While the final version of the house is distinctly modern—with clean, airy lines, exposed steel columns, ample paned windows, and an abundance of daylight—the design of the main house and guest cottage references several other architectural traditions, including regional New England saltbox, Nantucket fishing cottages, and turn-of-the-century Shingle Style. Perhaps most significantly, according to the architect, Jerome Buttrick, of Buttrick Projects Architecture + Design, the main house's long, single-gabled form pays homage to the 1897 Low House, in Bristol, Rhode Island, by McKim, Mead & White—a seminal structure by the noted firm of Buttrick’s great-grandfather, Stanford White.
In terms of siting, the house follows the axis of the ridge that runs alongside it. Because views were important to the clients, the main floor was set 30 inches below the peak of the granite ridge, affording the house some protection while maximizing its expansive views of the river and Long Island Sound to the south. The house is approached by a gracefully curving stone stair of Connecticut granite, which leads to the front door and angled entry hall beyond. The contemporary layout of the main corridor, a central organizing feature for the lower floor, runs almost the length of the house—following the line of a deer path that existed on the property. "The shifting geometry of the north hall creates an interplay of light and dimensionality," notes Buttrick, "giving the house a distinctive contemporary appearance. It also separates the house from its historic references."

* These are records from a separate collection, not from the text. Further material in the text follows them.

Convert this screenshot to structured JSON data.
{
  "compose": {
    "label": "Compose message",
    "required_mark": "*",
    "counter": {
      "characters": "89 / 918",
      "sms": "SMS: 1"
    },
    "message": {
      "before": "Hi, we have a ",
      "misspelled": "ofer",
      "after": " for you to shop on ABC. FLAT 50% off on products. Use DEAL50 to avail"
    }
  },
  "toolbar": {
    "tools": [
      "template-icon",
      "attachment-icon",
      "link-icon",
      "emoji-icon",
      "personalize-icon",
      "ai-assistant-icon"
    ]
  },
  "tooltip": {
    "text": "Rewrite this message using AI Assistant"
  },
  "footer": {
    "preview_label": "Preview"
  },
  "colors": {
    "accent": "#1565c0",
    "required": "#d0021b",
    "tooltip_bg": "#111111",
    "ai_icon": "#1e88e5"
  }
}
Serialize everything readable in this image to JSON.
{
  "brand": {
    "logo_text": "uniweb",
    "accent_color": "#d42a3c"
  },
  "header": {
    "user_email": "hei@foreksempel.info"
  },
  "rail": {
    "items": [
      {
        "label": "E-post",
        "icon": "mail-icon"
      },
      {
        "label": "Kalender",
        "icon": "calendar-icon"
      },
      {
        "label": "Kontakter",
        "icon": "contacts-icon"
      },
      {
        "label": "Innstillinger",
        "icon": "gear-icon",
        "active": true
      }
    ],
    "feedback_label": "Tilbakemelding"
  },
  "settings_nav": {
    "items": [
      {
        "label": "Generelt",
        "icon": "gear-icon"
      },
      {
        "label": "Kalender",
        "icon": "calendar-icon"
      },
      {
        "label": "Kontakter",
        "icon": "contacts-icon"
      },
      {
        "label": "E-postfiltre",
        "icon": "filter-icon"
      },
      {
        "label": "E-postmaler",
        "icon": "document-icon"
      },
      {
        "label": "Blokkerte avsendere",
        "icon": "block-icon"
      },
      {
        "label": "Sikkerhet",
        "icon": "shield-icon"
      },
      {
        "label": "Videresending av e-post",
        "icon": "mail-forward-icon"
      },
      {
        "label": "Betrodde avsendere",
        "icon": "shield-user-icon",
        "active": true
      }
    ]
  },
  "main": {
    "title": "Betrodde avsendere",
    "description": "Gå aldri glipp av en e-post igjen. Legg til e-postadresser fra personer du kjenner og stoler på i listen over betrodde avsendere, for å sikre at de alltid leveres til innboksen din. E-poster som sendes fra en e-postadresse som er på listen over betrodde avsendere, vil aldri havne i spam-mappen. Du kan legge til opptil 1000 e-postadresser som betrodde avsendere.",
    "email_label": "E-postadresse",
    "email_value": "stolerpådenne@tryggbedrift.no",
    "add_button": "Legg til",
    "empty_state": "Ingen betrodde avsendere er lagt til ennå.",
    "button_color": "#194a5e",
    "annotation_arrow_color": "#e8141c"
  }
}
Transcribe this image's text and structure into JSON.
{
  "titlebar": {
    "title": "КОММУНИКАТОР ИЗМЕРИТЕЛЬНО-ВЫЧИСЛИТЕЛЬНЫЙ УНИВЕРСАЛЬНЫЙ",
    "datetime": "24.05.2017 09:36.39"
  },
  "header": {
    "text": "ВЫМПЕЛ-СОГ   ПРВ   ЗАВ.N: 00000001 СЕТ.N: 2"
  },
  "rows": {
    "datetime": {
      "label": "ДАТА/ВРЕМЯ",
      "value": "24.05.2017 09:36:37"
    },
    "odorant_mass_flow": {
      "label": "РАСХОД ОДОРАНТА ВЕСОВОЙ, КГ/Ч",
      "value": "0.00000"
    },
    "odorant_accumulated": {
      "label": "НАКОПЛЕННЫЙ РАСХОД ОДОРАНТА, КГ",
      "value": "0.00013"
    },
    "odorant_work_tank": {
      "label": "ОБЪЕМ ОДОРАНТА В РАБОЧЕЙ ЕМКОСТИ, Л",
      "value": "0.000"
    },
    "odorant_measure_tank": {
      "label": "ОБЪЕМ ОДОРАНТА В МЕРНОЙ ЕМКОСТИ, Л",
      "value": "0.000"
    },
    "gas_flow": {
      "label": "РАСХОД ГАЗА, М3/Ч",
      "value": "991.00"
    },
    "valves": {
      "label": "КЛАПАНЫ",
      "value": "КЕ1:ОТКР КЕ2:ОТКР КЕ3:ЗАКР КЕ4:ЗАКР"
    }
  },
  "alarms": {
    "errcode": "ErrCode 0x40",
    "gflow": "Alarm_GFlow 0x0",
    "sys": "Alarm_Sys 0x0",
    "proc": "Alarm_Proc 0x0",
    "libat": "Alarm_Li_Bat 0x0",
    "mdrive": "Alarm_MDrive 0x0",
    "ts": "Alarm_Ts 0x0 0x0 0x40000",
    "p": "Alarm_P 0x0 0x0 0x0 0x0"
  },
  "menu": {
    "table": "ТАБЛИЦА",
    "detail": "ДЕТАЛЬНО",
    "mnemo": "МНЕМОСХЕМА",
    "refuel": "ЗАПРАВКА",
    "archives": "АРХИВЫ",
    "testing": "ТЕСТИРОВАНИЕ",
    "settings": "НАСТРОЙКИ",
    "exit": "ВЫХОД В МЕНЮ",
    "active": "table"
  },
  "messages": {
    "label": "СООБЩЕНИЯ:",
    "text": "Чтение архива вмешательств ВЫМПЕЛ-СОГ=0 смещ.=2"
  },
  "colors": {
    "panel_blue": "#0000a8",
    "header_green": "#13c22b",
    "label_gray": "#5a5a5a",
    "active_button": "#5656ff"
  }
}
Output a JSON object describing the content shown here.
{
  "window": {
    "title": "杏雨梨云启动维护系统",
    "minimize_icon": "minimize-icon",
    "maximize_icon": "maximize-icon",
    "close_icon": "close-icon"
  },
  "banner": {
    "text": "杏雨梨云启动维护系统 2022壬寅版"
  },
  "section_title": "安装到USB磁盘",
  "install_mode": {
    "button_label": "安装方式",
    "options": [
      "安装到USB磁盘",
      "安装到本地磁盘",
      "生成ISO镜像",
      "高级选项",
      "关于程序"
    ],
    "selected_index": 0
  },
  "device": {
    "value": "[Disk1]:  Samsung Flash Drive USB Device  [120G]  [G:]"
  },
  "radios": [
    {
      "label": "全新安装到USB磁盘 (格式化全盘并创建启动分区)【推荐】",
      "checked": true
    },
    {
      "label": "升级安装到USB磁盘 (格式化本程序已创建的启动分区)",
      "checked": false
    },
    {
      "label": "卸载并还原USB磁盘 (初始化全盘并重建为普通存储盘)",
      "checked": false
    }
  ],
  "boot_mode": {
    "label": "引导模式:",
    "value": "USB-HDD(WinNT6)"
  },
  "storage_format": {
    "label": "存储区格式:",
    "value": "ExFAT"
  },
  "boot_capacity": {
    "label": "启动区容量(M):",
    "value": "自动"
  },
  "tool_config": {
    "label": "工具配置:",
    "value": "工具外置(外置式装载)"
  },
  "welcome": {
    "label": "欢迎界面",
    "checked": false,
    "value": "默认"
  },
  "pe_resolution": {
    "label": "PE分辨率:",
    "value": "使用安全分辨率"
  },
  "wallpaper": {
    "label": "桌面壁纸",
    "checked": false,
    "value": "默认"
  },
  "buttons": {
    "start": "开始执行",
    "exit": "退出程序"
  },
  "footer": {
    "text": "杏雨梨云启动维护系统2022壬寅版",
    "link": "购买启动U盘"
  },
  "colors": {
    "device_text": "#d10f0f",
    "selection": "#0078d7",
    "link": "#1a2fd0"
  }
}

The 3,120-square-foot main house, which is based on three 24-foot-square modules, elegantly accommodates two upstairs bedrooms and a guest room on the main floor, as well as an expansive living/dining area with French doors opening to the lawn along the south-facing facade. The open kitchen is at one end of the space; a glass-walled study at the other. Daylight fills the open living area from end to end, maximizing the sight lines and underpinning the flow between the unified spaces. Wood is used strategically throughout, with the kitchen set off by mahogany countertops and local red oak used for the ceiling of the entry hall as well as for the floors. The 600-square-foot guest cottage, sited just down the hill, has two bedrooms upstairs and an open living/dining room on the ground floor, with a neatly appointed kitchen tucked under the stair.
Set in a forest of New England cedars, oaks, and maples on twelve elevated acres, the house has a gracious and generous aspect, and the project succeeds in uniting the property and the structures to form a handsome, cohesive whole. With its meticulously considered and detailed design, the house and guest house combine geography with historic and contemporary architectural influences to achieve a cohesive and deeply welcoming family home—satisfying the domestic, social, and stylistic needs of even the most demanding clients.
Photography by Yanbo Li and Rise Visual Media